Morgan Stanley's strategists recommend cutting risk, with equal weight across assets. For upside, look to Japan, energy, munis and mortgage-backed securities.
The current investment landscape is not unlike driving in torrential rain, during rush hour. As brake lights flash and exits back up, it’s impossible to know whether to stay the course, change lanes or just pull over and wait it out.
This is the predicament that investors face today in what Morgan Stanley’s economics team describes as “the most chaotic, hard-to-predict macroeconomic time in decades.” Their Midyear Economic Outlook takes the view that the global economy will bypass a recession in 2022—ending the year with 2.9% GDP growth—but caution that road ahead is rife with risk.
That’s certainly true for investors, says Andrew Sheets, Chief Cross-Asset Strategist for Morgan Stanley Research. “So far, 2022 has not only seen a tragic conflict in Europe, but it’s also brought the worst bond market performance since 1980, the biggest commodity outperformance since data began in 1960, and large moves within and between equity indices,” he says.
Broadly speaking, he and his colleagues recommend staying defensive, diversified—and patient. “We continue to approach these dynamics through a ‘late-cycle’ lens,” he says, noting that rules-based strategies that systematically look for relative value across asset classes have done, and should continue to do, well.
Bottom line, Sheets says, stay light on overall exposure, with an equal-weight in global equities, bonds and spread products, including mortgage-backed securities. One bullish exception in is energy, which may hedge inflation with potential for upside.
Here are four key takeaways for investors:
Recent volatility in U.S. equities isn’t unfounded. Downward earnings revisions and a weaking Purchasing Managers' Index (PMI) suggest the bear market is not finished. “We see further de-rating and U.S. weakness,” says Mike Wilson, Chief Investment Officer and Chief U.S. Equity Strategist. He and his team’s 12-month price target for the Standard & Poor’s 500 is 3,900—or below where it was in early May.
Morgan Stanley 2022 Midyear Economic Forecasts vs. Consensus
(May 2, 2022)
|2Q23 Forecast||2Q23 Return Forecast|
At first glance, European stocks are trading at attractive valuations. But, European strategists caution, prices may not yet reflect all the bad news.

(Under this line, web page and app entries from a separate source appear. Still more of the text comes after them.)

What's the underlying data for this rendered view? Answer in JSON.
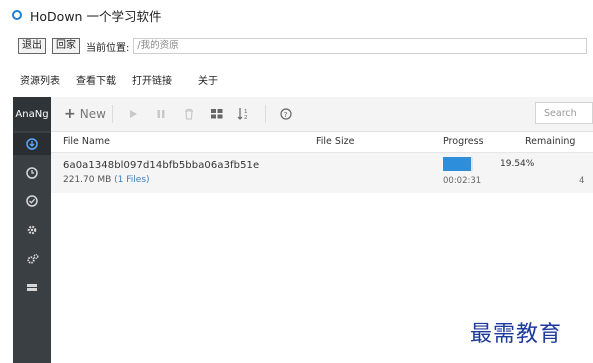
{
  "window": {
    "title": "HoDown 一个学习软件"
  },
  "address_bar": {
    "back_label": "退出",
    "return_label": "回家",
    "location_label": "当前位置:",
    "path_value": "/我的资原"
  },
  "menu": {
    "items": [
      "资源列表",
      "查看下载",
      "打开链接",
      "关于"
    ]
  },
  "sidebar": {
    "brand": "AnaNg",
    "items": [
      {
        "icon": "download-icon",
        "active": true
      },
      {
        "icon": "clock-icon",
        "active": false
      },
      {
        "icon": "check-circle-icon",
        "active": false
      },
      {
        "icon": "gear-icon",
        "active": false
      },
      {
        "icon": "gears-icon",
        "active": false
      },
      {
        "icon": "server-icon",
        "active": false
      }
    ]
  },
  "toolbar": {
    "new_label": "New",
    "search_placeholder": "Search"
  },
  "table": {
    "columns": [
      "File Name",
      "File Size",
      "Progress",
      "Remaining"
    ],
    "rows": [
      {
        "name": "6a0a1348bl097d14bfb5bba06a3fb51e",
        "size": "221.70 MB",
        "files": "(1 Files)",
        "progress_percent": 19.54,
        "progress_text": "19.54%",
        "time": "00:02:31",
        "remaining": "4"
      }
    ]
  },
  "watermark": "最需教育",
  "colors": {
    "sidebar_bg": "#3a3f44",
    "progress_fill": "#2d8fdb",
    "accent": "#1f7fd1"
  }
}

In fact, while the index price-to-earnings ratio was recently in the low double digits, it has dipped into the single digits twice over the last 15 years. “And while MSCI Europe trades at a record-low relative valuation to the S&P, its relative valuation against MSCI ACWI ex US is actually above average,” says Graham Secker, Head of the European Equity Strategy Team.
Further, European economists have revised their GDP forecasts lower and their inflation estimates higher, and at a time when the European Central Bank is beginning to remove policy stimulus. “Against this backdrop, we think that the risk/reward profile for MSCI Europe remains unattractive,” Secker adds.
Unattractive risk/reward profiles are also a common theme through much of Asia, including China. However, Japanese equities continue to be a notable outlier. Valuations are low, return on equity is approaching a 40-year high, and earnings are boosted by Japanese yen weakness. Meanwhile, the macro-economic outlook is relatively positive. GDP growth, while modest at 1.9%, is an improvement over 2021; the country has low inflation and a central bank on hold. Under their base case, strategists see the TOPIX returning 9.3% over the next 12 months.
As we head into the second half of 2022, the strategists see a few asset classes that may provide upside:
- Commodities: Given supply shocks and war in Ukraine, it’s no surprise that commodities are on track to outperform equities for the second consecutive year—and energy commodities still have potential for upside, say strategists. Morgan Stanley’s energy team thinks brent oil prices will rise to $130 in the third quarter of this year.
- Municipal bonds: Munis present a solid risk/reward opportunity—thanks to durable credit quality and attractive valuations. They’ve recovered since their pandemic-level lows, and “given positive real GDP growth and an understanding that inflation is generally a neutral credit factor, these gains should be locked in through year-end,” says Global Director of Fixed Income Research Vishy Tirupattur.
- Mortgage-backed securities: With average 30-year fixed-rate loans having recently reached their highest levels since 2009, now may not be a great time to shop for a mortgage. Residential mortgage-backed securities (RMBS), on the other hand, are attractive, particularly relative to corporate credit. “In looking out over the next 12 months, non-agency RMBS is our preferred asset class across securitized credit,” says Jay Bacow, co-head of U.S. Securitized Products Research.